### HOW TO COMPLETE THIS TASK
Exactly as it appears, restate the whole listing.

### DATA SUPPLIED
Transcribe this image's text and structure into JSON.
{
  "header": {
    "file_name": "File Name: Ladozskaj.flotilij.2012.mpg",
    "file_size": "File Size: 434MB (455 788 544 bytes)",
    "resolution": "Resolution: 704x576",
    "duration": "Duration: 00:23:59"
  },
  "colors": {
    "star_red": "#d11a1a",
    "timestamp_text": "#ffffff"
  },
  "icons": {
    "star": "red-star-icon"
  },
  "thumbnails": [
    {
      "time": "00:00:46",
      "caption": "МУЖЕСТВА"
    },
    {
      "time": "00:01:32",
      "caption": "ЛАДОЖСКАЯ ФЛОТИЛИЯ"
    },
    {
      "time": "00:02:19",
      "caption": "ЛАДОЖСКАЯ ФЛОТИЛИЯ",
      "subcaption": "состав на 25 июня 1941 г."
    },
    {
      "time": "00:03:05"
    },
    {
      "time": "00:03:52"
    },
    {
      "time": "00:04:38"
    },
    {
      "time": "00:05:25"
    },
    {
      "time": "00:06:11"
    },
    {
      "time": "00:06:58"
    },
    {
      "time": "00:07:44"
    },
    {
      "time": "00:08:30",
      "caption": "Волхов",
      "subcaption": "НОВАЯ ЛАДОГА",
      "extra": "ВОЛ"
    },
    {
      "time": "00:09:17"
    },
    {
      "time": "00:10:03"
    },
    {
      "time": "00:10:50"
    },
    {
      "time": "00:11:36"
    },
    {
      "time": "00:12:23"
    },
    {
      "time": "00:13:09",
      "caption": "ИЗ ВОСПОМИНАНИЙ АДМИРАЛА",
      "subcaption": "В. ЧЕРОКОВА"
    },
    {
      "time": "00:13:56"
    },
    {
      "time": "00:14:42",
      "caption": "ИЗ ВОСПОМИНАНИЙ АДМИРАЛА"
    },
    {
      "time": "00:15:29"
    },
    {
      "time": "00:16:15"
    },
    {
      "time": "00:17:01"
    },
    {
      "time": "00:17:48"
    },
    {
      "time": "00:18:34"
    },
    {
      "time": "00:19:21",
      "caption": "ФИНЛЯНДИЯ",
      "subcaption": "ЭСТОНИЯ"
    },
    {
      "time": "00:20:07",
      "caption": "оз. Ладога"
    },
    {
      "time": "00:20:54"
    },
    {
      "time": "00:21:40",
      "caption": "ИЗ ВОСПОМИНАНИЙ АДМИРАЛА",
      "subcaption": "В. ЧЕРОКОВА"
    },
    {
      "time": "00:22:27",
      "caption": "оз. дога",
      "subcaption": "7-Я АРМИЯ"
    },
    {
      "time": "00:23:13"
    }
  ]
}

### SOLVED PROBLEM
Transcribe this image's text and structure into JSON.
{
  "header": {
    "file_name": "File Name: Ladozskaj.flotilij.2012.mpg",
    "file_size": "File Size: 434MB (455 788 544 bytes)",
    "resolution": "Resolution: 704x576",
    "duration": "Duration: 00:23:59"
  },
  "colors": {
    "star_red": "#d11a1a",
    "timestamp_text": "#ffffff"
  },
  "icons": {
    "star": "red-star-icon"
  },
  "thumbnails": [
    {
      "time": "00:00:46",
      "caption": "МУЖЕСТВА"
    },
    {
      "time": "00:01:32",
      "caption": "ЛАДОЖСКАЯ ФЛОТИЛИЯ"
    },
    {
      "time": "00:02:19",
      "caption": "ЛАДОЖСКАЯ ФЛОТИЛИЯ",
      "subcaption": "состав на 25 июня 1941 г."
    },
    {
      "time": "00:03:05"
    },
    {
      "time": "00:03:52"
    },
    {
      "time": "00:04:38"
    },
    {
      "time": "00:05:25"
    },
    {
      "time": "00:06:11"
    },
    {
      "time": "00:06:58"
    },
    {
      "time": "00:07:44"
    },
    {
      "time": "00:08:30",
      "caption": "Волхов",
      "subcaption": "НОВАЯ ЛАДОГА",
      "extra": "ВОЛ"
    },
    {
      "time": "00:09:17"
    },
    {
      "time": "00:10:03"
    },
    {
      "time": "00:10:50"
    },
    {
      "time": "00:11:36"
    },
    {
      "time": "00:12:23"
    },
    {
      "time": "00:13:09",
      "caption": "ИЗ ВОСПОМИНАНИЙ АДМИРАЛА",
      "subcaption": "В. ЧЕРОКОВА"
    },
    {
      "time": "00:13:56"
    },
    {
      "time": "00:14:42",
      "caption": "ИЗ ВОСПОМИНАНИЙ АДМИРАЛА"
    },
    {
      "time": "00:15:29"
    },
    {
      "time": "00:16:15"
    },
    {
      "time": "00:17:01"
    },
    {
      "time": "00:17:48"
    },
    {
      "time": "00:18:34"
    },
    {
      "time": "00:19:21",
      "caption": "ФИНЛЯНДИЯ",
      "subcaption": "ЭСТОНИЯ"
    },
    {
      "time": "00:20:07",
      "caption": "оз. Ладога"
    },
    {
      "time": "00:20:54"
    },
    {
      "time": "00:21:40",
      "caption": "ИЗ ВОСПОМИНАНИЙ АДМИРАЛА",
      "subcaption": "В. ЧЕРОКОВА"
    },
    {
      "time": "00:22:27",
      "caption": "оз. дога",
      "subcaption": "7-Я АРМИЯ"
    },
    {
      "time": "00:23:13"
    }
  ]
}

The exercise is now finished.